Cars, especially the older ones, are not eco-friendly machines by design. They burn fuel and emit carbon and other chemicals into our atmosphere, contributing to the global rise in temperatures. While there are innovations underway, like Tesla’s electric car, most vehicles on the road still rely on gas or diesel. Unless you switch to a more environmentally-engineered vehicle, the best way to be more eco-friendly is by being more fuel efficient. Lesser fuel means lesser carbon in our air. Being more conscious about this saves you money and is an incremental help towards the earth. How exactly to do this? Here are six ways.
The easiest way you can be more eco-friendly on the road doesn’t necessarily involve changing anything in your car but simply tweaking your driving habits. Aggressive driving might feel powerful and liberating, but it takes a large chunk of your fuel while releasing extra emissions into the atmosphere. It is more efficient to plan your route beforehand and avoid making detours. You’ll save more on gas by taking the shortest way to your destination. Additionally, turn off your engine than let it sit idly. Even when you’re not driving, an idle engine still burns fuel.
Check tire pressure
Maintaining optimal tire pressure is a simple way of boosting your fuel economy. Tires that are under-inflated don’t work as efficiently compared to fully inflated ones. More fuel is burned by the engine to get them moving.
Check your car’s manual to know the correct pressure for your vehicle since it varies from tire to tire and from car to car. It is usually printed on the side of the driver’s door as well. Moreso, keeping tires well-inflated is a good practice of proper auto maintenance. That’s one less tire ending up in our already crowded landfills.
Avoid extra weight
It takes more energy to run a heavier car than a lighter one. Unless your vehicle undergoes significant alterations, there is not much you can do to change its actual weight. What you can do is avoid adding unnecessary weight to your car. This means that you should only bring the essentials with you.
If you keep toting your bike or any heavy equipment under your pick-up’s tonneau cover, it will take a toll on your fuel. It’s best that you just leave these things at home or in your garage unless you absolutely need them. Though small, you will notice a bump in your savings in fuel consumption. A few saved dollars in between gas-ups will make all the difference in the long run.
Reduce air conditioning
We get it, it’s hot especially during the peak months of summer. But according to the State of California DMV, your fuel costs can increase by 13% to 21% when your A/C is in full blast. The engine works harder to compensate for the strain in the car’s electrical system brought about by the A/C. That’s why seasoned drivers turn off their air condition when traversing uphill or any challenging route to increase engine power.

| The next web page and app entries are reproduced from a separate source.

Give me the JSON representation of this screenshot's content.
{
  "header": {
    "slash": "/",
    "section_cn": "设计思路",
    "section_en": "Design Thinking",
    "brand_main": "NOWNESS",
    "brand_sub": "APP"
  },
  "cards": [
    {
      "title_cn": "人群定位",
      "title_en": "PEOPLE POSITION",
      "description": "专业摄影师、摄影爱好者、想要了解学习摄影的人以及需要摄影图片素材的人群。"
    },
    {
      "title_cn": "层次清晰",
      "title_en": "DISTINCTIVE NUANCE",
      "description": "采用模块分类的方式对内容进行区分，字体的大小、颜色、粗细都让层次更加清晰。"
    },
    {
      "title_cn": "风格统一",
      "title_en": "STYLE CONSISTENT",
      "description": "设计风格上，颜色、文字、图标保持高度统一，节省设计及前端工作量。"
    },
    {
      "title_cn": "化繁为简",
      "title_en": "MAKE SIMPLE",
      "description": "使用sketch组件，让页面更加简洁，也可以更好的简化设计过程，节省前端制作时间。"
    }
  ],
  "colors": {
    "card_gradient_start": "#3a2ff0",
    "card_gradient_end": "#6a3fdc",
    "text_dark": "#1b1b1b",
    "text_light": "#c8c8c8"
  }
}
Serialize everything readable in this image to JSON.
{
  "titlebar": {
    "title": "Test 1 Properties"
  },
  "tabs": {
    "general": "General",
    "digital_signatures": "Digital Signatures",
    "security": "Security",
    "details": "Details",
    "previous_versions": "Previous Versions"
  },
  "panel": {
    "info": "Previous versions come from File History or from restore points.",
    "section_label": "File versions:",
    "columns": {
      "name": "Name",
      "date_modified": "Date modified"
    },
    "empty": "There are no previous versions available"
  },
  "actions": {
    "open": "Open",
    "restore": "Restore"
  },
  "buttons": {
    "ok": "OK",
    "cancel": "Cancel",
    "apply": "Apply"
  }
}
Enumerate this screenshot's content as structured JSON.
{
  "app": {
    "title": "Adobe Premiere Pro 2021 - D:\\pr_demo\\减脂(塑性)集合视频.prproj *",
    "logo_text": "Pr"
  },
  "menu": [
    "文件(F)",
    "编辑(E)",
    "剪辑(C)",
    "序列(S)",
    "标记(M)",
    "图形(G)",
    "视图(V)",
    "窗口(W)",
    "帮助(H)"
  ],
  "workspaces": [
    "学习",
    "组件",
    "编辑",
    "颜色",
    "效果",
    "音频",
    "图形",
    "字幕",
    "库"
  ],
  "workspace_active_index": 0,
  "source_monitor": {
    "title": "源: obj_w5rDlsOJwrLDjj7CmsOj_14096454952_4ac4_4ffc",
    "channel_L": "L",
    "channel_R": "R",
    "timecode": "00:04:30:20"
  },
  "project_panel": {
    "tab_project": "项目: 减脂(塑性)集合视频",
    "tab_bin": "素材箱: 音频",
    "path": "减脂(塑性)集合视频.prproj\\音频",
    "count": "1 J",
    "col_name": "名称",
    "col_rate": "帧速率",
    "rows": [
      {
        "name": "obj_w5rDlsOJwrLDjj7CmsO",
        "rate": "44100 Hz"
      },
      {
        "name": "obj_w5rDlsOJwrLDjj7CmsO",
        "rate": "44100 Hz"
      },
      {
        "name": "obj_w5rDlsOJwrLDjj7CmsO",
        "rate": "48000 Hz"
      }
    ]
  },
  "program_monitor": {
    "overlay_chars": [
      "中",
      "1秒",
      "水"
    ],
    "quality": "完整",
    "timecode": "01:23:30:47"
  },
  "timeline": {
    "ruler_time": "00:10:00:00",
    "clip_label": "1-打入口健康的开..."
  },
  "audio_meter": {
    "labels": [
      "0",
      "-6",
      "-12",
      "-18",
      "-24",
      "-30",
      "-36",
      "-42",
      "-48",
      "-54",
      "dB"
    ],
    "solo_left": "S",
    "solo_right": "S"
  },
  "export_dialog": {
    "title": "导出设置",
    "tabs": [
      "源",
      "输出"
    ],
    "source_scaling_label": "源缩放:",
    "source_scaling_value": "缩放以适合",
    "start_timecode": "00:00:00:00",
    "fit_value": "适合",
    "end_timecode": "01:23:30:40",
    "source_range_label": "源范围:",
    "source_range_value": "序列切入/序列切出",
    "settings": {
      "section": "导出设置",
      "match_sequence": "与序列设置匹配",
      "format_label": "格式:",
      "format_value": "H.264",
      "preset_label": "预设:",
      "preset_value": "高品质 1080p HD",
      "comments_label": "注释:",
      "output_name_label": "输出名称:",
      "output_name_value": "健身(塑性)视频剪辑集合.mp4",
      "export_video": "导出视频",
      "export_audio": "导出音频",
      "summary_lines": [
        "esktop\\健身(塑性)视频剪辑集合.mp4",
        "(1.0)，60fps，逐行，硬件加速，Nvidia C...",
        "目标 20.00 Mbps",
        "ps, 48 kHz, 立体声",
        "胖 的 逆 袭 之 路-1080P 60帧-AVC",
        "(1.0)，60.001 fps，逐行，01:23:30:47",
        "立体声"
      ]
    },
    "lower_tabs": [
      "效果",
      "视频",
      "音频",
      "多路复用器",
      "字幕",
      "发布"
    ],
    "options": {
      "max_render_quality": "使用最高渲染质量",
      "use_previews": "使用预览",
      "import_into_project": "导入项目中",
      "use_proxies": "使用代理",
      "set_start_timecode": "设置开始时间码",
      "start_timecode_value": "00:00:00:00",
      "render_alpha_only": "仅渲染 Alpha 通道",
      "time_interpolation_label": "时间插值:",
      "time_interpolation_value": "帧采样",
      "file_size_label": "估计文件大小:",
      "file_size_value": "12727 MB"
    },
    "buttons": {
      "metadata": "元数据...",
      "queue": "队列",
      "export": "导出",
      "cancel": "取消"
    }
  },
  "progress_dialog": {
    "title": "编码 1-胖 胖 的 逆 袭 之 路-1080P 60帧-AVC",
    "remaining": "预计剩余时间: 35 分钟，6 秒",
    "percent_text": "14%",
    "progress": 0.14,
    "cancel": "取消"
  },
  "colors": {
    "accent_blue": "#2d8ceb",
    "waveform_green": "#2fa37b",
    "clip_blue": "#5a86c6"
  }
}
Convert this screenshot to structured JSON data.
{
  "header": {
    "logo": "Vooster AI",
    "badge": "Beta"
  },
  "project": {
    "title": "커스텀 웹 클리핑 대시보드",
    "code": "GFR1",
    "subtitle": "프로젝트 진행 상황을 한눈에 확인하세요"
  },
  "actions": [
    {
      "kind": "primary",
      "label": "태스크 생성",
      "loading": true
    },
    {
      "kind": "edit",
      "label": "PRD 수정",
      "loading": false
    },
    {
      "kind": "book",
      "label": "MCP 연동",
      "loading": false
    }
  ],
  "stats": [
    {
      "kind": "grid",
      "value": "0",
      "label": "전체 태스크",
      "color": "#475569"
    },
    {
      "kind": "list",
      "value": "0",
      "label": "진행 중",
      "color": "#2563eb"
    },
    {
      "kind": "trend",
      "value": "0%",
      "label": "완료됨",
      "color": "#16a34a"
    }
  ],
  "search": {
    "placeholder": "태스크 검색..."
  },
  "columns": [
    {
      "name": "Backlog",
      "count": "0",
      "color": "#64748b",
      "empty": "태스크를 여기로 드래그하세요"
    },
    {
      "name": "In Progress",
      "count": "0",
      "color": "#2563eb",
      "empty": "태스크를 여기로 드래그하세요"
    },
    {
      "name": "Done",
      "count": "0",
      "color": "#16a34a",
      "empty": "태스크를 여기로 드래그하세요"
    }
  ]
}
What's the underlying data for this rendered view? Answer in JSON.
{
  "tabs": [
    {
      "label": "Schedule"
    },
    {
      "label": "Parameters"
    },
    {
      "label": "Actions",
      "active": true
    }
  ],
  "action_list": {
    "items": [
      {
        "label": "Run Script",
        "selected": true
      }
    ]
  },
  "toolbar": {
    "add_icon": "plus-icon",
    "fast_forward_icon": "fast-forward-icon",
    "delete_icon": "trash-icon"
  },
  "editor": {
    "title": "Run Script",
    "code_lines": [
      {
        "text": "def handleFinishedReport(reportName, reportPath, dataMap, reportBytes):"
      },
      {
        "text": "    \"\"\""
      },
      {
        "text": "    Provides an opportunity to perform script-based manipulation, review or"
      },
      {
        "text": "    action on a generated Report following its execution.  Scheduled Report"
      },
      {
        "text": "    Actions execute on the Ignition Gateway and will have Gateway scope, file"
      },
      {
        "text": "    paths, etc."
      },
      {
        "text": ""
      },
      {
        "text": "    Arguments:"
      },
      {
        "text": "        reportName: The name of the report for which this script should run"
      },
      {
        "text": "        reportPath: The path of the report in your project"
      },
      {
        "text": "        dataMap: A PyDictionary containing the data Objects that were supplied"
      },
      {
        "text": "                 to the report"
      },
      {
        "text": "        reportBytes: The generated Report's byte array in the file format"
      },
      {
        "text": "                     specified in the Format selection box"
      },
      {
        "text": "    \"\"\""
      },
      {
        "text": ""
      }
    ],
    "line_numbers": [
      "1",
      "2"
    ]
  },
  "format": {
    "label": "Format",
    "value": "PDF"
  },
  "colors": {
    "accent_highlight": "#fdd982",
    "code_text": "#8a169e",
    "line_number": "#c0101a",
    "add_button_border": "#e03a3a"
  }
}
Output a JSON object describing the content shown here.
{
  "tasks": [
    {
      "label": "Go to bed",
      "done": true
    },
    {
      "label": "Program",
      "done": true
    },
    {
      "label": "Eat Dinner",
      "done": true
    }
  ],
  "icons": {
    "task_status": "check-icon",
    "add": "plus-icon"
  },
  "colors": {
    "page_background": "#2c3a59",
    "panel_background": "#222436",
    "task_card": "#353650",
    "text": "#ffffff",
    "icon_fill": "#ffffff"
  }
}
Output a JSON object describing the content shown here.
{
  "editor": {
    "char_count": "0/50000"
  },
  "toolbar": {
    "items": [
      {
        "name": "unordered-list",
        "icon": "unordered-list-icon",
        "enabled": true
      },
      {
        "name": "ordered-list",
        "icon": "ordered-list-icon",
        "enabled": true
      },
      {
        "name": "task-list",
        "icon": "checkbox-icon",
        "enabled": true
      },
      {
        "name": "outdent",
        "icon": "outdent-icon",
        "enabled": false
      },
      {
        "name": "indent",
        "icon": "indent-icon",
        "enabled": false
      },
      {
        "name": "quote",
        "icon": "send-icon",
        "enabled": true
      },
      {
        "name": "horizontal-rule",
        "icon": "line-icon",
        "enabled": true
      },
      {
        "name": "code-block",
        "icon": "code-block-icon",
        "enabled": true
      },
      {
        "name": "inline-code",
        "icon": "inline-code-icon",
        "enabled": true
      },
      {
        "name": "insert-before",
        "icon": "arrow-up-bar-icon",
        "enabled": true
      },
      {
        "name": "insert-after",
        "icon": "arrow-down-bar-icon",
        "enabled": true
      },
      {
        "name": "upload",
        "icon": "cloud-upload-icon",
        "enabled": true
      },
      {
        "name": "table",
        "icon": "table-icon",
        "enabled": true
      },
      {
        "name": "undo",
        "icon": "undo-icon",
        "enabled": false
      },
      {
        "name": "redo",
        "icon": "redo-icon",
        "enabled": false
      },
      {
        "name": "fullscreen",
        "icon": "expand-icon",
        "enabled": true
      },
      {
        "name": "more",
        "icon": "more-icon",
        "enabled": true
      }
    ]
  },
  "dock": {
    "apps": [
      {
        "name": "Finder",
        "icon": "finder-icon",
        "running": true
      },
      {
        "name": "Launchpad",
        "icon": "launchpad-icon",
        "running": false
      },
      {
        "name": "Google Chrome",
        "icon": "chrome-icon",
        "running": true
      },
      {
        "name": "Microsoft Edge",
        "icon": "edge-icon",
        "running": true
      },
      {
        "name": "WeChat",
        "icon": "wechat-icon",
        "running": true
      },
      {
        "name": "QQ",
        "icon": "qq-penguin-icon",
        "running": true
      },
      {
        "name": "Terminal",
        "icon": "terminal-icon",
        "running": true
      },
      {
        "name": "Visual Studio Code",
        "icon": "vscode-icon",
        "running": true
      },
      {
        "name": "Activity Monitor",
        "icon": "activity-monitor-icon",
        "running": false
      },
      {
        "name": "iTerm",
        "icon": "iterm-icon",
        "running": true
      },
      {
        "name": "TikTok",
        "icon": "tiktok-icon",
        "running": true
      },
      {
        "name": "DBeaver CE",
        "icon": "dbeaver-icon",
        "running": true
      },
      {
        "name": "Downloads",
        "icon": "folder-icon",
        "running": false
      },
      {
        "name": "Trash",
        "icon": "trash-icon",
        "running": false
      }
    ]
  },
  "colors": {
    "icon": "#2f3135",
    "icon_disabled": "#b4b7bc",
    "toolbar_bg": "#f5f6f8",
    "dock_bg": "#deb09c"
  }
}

Additionally, don’t get tempted to roll down your window either. This decreases your vehicle’s aerodynamics making it less fuel efficient.
Maintain radiator system
The radiator maintains the temperature of engines, making sure that it’s not too hot or cold to operate. A thermostat determines how hard the radiator should work. If it runs cold, the engine’s efficiency is reduced. But if it runs hot, the engine can overheat and damage the radiator too. Checking if the thermostat works appropriately will help avoid these problems. Having this regularly looked by a mechanic will improve your fuel economy and save you a hefty repair down the road.
A tune-up is a fancy term for a procedure or service that supposedly improves your engine’s performance. Commonly, this includes having your oil changed, engine air filter replaced, and spark plugs changed. Oil changes should be done every time you reach 5,000 miles. New oil in your engine helps with lubrication, helping it run with less resistance. While spark plugs should be checked or replaced every 30,000 miles. When they get dirty, they’re less likely to burn fuel making for an inefficient engine.